Dublin city councillors have passed a motion to grant the Freedom of the City to former US president Barack Obama and his wife, the former first lady Michelle.

Proposing the motion Lord Mayor Cllr Brendan Carr (Lab) said the honour was to recognise Mr Obama's "moderating and progressive" influence on the world stage.

It was also to acknowledge the work of Mrs Obama in access for women to education and her campaigning on behalf of refugees.

The Lord Mayor said Mr Obama's progressive path was in stark contrast to the "concerning trajectory" of the present incumbent who he said was making the world a more "xenophobic, intolerant and unstable place".

The motion was carried without debate by 30 votes in favour with 23 against and 3 abstentions.

Lord Mayor Carr confirmed that Mr and Mrs Obama had confirmed through contacts that they would be happy to accept the Freedom of Dublin. 

He also said that they see it as the perfect opportunity for another visit to Ireland. 

A meeting will be held with US Embassy officials within days and the Lord Mayor said he is hoping that a visit could be organised by the end of the year.

Earlier, he told councillors that there is precedent for a couple to receive the honour as it was granted to the Crown Prince and Princess of Japan in 1985 for their diplomatic activities.

Councillors from People Before Profit and the Anti-Austerity Alliance parties had opposed the motion and tried unsuccessfully to debate the issue.

 The Lord Mayor said that Mr Obama had regretted some US actions in the Middle East and said the honour was not a "canonisation" of the couple.

He said there was precedence in nominating international figures as Bill Clinton, Nelson Mandela and Aung San Suu Kyi had previously received the honour.
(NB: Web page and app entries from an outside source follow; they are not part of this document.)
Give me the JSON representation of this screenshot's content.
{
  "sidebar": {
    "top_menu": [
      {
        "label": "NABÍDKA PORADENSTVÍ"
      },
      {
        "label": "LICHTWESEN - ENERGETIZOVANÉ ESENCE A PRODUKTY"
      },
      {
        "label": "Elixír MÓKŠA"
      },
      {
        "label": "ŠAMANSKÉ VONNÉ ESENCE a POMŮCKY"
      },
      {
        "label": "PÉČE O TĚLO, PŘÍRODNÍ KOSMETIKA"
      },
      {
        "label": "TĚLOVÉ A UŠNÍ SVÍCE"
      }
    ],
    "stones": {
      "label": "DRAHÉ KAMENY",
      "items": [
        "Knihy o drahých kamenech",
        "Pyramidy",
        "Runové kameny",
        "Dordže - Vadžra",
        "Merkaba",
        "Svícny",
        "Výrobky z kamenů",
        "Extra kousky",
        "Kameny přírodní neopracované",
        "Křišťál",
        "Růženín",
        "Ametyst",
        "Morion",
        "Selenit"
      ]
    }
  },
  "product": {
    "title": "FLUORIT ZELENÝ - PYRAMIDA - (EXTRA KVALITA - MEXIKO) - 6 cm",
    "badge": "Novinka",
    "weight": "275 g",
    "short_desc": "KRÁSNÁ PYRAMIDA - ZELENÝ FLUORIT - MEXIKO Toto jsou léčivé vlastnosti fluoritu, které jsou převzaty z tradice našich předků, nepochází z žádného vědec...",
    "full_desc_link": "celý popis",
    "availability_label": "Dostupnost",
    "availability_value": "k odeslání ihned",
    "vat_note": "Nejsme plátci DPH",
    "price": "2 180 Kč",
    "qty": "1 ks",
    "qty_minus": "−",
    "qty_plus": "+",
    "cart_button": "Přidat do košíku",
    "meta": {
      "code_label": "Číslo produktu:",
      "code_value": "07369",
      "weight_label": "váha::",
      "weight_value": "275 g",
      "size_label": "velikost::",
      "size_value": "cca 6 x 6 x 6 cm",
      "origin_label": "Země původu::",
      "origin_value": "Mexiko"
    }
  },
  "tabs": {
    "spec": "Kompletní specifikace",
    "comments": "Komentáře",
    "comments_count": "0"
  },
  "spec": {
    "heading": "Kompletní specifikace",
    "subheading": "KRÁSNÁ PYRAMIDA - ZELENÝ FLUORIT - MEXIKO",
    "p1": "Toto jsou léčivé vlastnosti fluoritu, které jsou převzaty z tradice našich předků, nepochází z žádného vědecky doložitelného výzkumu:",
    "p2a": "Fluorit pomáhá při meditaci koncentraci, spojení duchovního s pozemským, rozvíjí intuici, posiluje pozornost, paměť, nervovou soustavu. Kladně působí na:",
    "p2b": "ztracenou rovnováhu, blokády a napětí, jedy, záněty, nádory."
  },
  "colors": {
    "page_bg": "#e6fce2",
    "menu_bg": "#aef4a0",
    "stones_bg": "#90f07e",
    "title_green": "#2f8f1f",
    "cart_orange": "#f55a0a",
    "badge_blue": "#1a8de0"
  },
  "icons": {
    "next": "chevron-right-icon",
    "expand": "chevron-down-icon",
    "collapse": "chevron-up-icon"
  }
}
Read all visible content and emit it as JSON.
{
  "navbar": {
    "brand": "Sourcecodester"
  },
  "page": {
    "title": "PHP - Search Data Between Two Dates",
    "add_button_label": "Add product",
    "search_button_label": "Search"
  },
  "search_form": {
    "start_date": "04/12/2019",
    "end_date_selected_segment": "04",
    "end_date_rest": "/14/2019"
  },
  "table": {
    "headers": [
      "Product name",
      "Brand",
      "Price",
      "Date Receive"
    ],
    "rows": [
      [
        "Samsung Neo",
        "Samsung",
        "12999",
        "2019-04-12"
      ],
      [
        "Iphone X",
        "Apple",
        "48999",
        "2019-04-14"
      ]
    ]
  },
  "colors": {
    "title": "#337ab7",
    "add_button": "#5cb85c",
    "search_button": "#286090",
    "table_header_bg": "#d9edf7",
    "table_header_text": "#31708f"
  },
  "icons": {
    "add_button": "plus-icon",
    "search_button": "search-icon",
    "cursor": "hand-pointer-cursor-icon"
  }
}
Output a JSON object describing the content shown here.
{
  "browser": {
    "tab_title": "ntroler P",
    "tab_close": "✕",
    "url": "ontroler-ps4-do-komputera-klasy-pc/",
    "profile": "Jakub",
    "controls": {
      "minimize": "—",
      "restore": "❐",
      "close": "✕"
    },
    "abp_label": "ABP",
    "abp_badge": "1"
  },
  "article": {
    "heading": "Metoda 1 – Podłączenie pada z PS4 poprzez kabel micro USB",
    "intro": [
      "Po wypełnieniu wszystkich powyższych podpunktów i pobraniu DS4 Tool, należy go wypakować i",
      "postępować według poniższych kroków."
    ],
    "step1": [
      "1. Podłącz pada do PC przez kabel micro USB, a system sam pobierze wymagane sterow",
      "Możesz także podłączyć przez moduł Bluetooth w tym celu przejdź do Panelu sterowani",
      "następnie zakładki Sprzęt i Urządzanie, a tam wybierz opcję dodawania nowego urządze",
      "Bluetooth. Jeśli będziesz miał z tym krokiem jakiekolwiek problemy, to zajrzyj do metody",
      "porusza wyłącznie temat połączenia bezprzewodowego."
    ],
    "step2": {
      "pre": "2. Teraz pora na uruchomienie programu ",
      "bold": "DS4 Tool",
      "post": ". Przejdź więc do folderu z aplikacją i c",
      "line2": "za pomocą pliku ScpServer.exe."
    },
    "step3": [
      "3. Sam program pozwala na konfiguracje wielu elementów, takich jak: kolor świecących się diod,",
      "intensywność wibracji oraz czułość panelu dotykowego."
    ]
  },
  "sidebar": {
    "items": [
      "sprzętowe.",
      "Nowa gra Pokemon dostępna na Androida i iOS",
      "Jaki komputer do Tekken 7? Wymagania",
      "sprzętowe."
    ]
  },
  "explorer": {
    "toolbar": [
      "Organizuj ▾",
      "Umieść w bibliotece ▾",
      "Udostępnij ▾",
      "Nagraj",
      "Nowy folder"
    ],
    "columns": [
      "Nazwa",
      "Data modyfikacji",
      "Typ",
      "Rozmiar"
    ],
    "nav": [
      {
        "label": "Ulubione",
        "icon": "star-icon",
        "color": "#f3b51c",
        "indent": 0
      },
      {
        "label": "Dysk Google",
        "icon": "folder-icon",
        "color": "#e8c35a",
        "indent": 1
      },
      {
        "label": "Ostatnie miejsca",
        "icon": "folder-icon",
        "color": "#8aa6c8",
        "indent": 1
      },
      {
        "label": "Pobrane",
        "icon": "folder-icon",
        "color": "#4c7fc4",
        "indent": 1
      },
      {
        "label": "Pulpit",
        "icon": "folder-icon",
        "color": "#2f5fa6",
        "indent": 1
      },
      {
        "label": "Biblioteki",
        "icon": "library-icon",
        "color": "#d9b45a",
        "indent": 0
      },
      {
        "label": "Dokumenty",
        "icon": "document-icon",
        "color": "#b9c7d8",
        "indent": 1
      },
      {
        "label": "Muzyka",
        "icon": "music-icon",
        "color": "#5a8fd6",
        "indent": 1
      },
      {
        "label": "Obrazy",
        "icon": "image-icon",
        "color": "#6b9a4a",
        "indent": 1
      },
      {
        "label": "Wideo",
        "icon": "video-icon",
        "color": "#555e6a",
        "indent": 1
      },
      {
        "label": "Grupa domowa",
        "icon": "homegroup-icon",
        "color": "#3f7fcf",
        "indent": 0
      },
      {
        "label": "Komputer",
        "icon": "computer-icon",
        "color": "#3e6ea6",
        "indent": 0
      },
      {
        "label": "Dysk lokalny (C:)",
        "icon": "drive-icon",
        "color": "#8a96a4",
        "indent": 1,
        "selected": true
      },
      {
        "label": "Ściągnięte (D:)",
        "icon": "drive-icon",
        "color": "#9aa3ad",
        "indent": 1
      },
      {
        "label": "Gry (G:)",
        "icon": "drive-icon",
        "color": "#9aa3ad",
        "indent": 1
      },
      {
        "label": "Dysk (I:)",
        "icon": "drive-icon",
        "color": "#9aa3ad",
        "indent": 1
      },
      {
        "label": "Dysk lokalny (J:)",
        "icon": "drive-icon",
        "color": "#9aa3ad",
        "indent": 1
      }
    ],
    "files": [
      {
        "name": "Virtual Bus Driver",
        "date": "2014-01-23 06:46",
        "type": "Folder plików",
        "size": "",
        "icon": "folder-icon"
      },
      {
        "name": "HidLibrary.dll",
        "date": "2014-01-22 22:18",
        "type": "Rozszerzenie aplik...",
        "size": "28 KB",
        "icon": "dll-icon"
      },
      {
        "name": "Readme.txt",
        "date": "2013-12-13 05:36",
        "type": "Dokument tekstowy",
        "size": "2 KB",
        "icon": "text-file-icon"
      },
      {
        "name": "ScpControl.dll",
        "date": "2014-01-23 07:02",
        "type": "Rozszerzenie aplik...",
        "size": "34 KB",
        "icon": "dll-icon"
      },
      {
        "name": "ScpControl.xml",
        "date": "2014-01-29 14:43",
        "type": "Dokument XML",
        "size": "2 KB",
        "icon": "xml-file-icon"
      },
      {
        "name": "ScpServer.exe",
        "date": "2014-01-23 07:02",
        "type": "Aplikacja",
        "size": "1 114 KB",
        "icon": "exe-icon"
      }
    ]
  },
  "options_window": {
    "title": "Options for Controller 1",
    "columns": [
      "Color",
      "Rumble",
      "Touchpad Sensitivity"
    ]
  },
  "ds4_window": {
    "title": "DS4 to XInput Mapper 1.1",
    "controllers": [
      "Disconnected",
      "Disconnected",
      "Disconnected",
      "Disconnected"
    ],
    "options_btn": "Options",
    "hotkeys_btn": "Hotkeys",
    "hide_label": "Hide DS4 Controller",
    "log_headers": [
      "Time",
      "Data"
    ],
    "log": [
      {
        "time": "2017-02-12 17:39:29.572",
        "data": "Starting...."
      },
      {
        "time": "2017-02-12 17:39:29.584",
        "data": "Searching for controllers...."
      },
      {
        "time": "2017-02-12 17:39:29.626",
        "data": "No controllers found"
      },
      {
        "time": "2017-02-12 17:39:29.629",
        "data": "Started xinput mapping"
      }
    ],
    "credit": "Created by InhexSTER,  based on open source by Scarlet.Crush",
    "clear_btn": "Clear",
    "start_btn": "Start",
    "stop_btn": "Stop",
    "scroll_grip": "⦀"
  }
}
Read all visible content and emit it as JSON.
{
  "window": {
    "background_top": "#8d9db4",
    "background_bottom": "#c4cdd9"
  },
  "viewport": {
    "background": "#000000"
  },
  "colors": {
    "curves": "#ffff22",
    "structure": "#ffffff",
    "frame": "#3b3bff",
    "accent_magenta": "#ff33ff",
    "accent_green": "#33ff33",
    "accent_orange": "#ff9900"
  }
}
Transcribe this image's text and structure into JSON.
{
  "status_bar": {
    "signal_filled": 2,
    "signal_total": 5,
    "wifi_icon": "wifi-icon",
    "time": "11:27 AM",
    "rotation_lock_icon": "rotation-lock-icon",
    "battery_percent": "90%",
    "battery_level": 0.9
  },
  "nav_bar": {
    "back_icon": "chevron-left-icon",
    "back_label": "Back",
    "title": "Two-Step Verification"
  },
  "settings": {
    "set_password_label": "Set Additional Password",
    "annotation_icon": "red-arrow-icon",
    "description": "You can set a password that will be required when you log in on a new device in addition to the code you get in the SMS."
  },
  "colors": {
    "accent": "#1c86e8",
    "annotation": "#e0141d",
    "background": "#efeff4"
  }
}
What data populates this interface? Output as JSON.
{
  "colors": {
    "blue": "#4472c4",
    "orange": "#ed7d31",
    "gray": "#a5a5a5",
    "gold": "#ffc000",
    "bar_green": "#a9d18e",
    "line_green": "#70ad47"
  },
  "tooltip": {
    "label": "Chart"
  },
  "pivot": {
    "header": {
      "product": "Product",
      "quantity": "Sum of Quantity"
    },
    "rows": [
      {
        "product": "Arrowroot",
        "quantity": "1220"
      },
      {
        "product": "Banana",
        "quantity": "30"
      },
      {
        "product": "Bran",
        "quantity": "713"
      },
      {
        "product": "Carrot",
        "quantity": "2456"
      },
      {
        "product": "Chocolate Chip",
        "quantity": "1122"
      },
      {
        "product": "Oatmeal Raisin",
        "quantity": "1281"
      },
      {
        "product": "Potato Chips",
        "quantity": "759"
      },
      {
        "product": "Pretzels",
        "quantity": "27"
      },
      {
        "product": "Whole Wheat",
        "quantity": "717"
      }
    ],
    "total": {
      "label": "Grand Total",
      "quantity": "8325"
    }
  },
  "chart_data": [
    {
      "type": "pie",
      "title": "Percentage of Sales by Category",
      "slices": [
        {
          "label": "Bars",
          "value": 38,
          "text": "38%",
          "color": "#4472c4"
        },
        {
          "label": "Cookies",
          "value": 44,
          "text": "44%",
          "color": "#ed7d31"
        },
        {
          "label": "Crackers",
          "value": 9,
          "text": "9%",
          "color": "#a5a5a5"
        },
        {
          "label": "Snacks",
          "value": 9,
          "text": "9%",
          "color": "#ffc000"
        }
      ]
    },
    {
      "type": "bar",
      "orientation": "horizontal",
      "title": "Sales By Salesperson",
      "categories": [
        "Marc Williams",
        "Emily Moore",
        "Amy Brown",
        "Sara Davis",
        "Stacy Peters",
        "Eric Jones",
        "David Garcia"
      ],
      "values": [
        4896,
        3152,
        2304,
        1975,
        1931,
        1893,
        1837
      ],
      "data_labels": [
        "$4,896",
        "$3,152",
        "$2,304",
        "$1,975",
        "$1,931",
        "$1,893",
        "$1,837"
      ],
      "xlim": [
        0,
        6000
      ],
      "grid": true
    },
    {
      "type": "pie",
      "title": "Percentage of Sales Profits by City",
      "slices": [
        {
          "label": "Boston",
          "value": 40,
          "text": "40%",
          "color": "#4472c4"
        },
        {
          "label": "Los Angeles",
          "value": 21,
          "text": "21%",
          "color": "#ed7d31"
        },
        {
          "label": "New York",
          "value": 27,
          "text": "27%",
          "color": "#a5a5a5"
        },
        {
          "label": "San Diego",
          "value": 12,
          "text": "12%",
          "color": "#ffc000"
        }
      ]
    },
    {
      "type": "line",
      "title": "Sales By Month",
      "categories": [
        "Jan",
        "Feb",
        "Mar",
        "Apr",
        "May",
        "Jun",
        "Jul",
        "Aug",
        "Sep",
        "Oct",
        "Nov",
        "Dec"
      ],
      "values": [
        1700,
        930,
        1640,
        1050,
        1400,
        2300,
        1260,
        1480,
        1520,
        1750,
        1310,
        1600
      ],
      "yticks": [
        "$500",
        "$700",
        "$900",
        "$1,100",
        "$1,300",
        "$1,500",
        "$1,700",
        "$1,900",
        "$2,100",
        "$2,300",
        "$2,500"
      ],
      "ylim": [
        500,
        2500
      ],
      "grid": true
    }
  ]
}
Mr and Mrs Obama visited Ireland in May 2011 which included a visit to his ancestral home in Moneygall, Co Offaly.